Autonomy and electrification offer opportunities in US Army programmes
There is an increased interest in the integration of autonomous technologies onto existing land vehicles and future uncrewed ground vehicles. GlobalData ADS analyst Samrat Adepu reports.
Developments in artificial intelligence (AI), in combination with sensor and telecommunications technologies, will allow uncrewed ground vehicles (UGV) to handle complex scenarios in more contested and disruptive environments. Moreover, the expansion of data and open-source intelligence could allow UGVs to assist ground troops in future operations.
Remote weapon manufacturers are also integrating these AI technologies onto the weapon systems, according to the ongoing requirements from the platform manufacturers.
To achieve this, the companies are partnering with various technology providers to achieve advanced warfighting capabilities. For instance, BAE Systems has teamed with Elbit Systems to provide technology for its Optionally Manned Fighting Vehicle programme.
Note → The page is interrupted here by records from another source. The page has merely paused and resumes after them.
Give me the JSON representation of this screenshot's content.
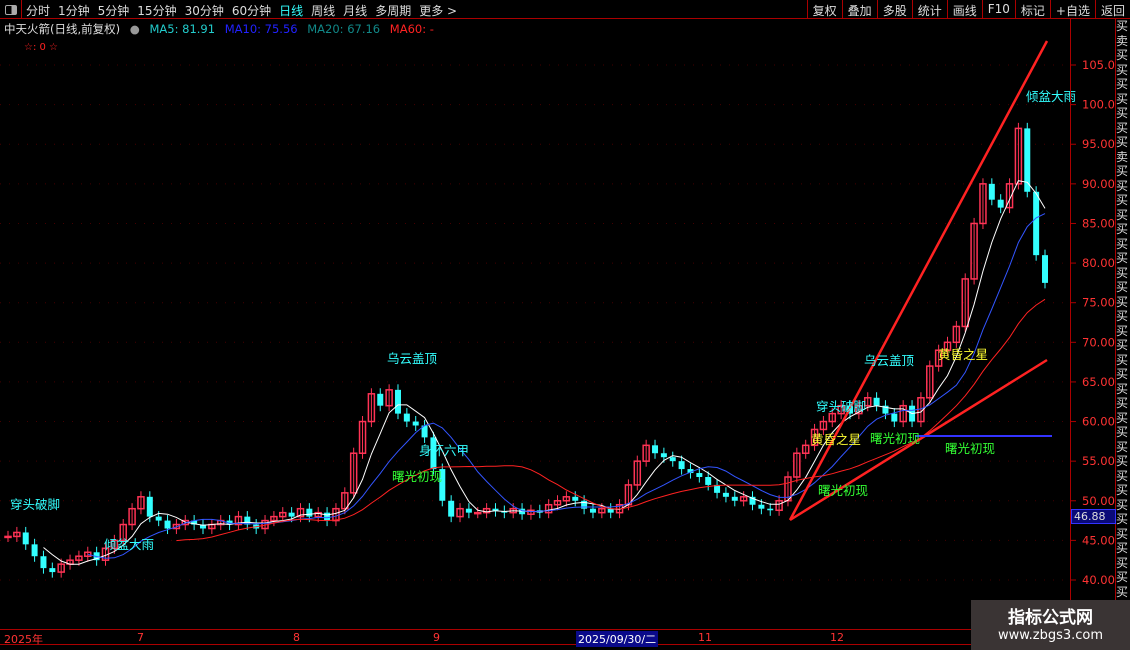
{
  "toolbar": {
    "periods": [
      "分时",
      "1分钟",
      "5分钟",
      "15分钟",
      "30分钟",
      "60分钟",
      "日线",
      "周线",
      "月线",
      "多周期",
      "更多 >"
    ],
    "active": "日线",
    "right_buttons": [
      "复权",
      "叠加",
      "多股",
      "统计",
      "画线",
      "F10",
      "标记",
      "+自选",
      "返回"
    ]
  },
  "legend": {
    "title": "中天火箭(日线,前复权)",
    "ma5": "MA5: 81.91",
    "ma10": "MA10: 75.56",
    "ma20": "MA20: 67.16",
    "ma60": "MA60: -",
    "stars": "☆: 0 ☆"
  },
  "colors": {
    "up": "#ff3355",
    "down": "#33ffff",
    "ma5": "#ffffff",
    "ma10": "#3355ff",
    "ma20": "#ff2222",
    "axis": "#aa0000"
  },
  "axis": {
    "price_labels": [
      "105.0",
      "100.0",
      "95.00",
      "90.00",
      "85.00",
      "80.00",
      "75.00",
      "70.00",
      "65.00",
      "60.00",
      "55.00",
      "50.00",
      "45.00",
      "40.00"
    ],
    "current_price": "46.88",
    "dates": [
      "2025年",
      "7",
      "8",
      "9",
      "2025/09/30/二",
      "11",
      "12"
    ]
  },
  "annotations": [
    "穿头破脚",
    "乌云盖顶",
    "倾盆大雨",
    "乌云盖顶",
    "身怀六甲",
    "曙光初现",
    "穿头破脚",
    "黄昏之星",
    "曙光初现",
    "曙光初现",
    "乌云盖顶",
    "黄昏之星",
    "曙光初现",
    "倾盆大雨"
  ],
  "side_text": "买卖买买买买买买买卖买买买买买买买买买买买买买买买买买买买买买买买买买买买买买买买买",
  "watermark": {
    "line1": "指标公式网",
    "line2": "www.zbgs3.com"
  },
  "chart_data": {
    "type": "candlestick",
    "ylim": [
      37,
      108
    ],
    "close": [
      45.5,
      46,
      44.5,
      43,
      41.5,
      41,
      42,
      42.5,
      43,
      43.5,
      42.5,
      44,
      45,
      47,
      49,
      50.5,
      48,
      47.5,
      46.5,
      47,
      47.5,
      47,
      46.5,
      47,
      47.5,
      47,
      48,
      47,
      46.5,
      47.5,
      48,
      48.5,
      48,
      49,
      48,
      48.5,
      47.5,
      49,
      51,
      56,
      60,
      63.5,
      62,
      64,
      61,
      60,
      59.5,
      58,
      54,
      50,
      48,
      49,
      48.5,
      48.5,
      49,
      48.7,
      48.5,
      49,
      48.3,
      48.8,
      48.5,
      49.5,
      50,
      50.5,
      50,
      49,
      48.5,
      49,
      48.5,
      49.5,
      52,
      55,
      57,
      56,
      55.5,
      55,
      54,
      53.5,
      53,
      52,
      51,
      50.5,
      50,
      50.5,
      49.5,
      49,
      48.8,
      50,
      53,
      56,
      57,
      59,
      60,
      61,
      62,
      61,
      62,
      63,
      62,
      61,
      60,
      62,
      60,
      63,
      67,
      69,
      70,
      72,
      78,
      85,
      90,
      88,
      87,
      90,
      97,
      89,
      81,
      77.5
    ]
  }
}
Opportunities for manufacturers
Planned and ongoing military land vehicle and UGV programmes can provide opportunities for major platform manufacturers and manufacturers of sub-systems such as EO/IR, vehicular armour and remote weapon stations.
For some of these programmes – given the size of the investment, length of contracts and the number of units involved – there are opportunities for companies to help maintain fleets, conceptualise and provide upgrades over the next decade.
The US Army’s need for a light reconnaissance vehicle to equip its infantry brigade combat teams and its plan to spend on the electrification of these vehicles is anticipated to drive funding for the electric light reconnaissance vehicle programme soon.
In addition to its advanced capabilities, the US Army is evaluating the possibility of replacing its existing M1 Abrams tanks with an uncrewed platform after 2025. Such goals will create various opportunities for companies to partner with the US Army.
To get multidomain integration, defence has to join as a whole, not as the army, the navy, air force and strategic command
The Royal Navy’s Carrier Strike Group epitomises sea power projection. Credit: MOD Crown Copyright
// Main image: BAE Systems is using its RB301 concept vehicle to demonstrate concepts for the OMFV programme. Credit: BAE Systems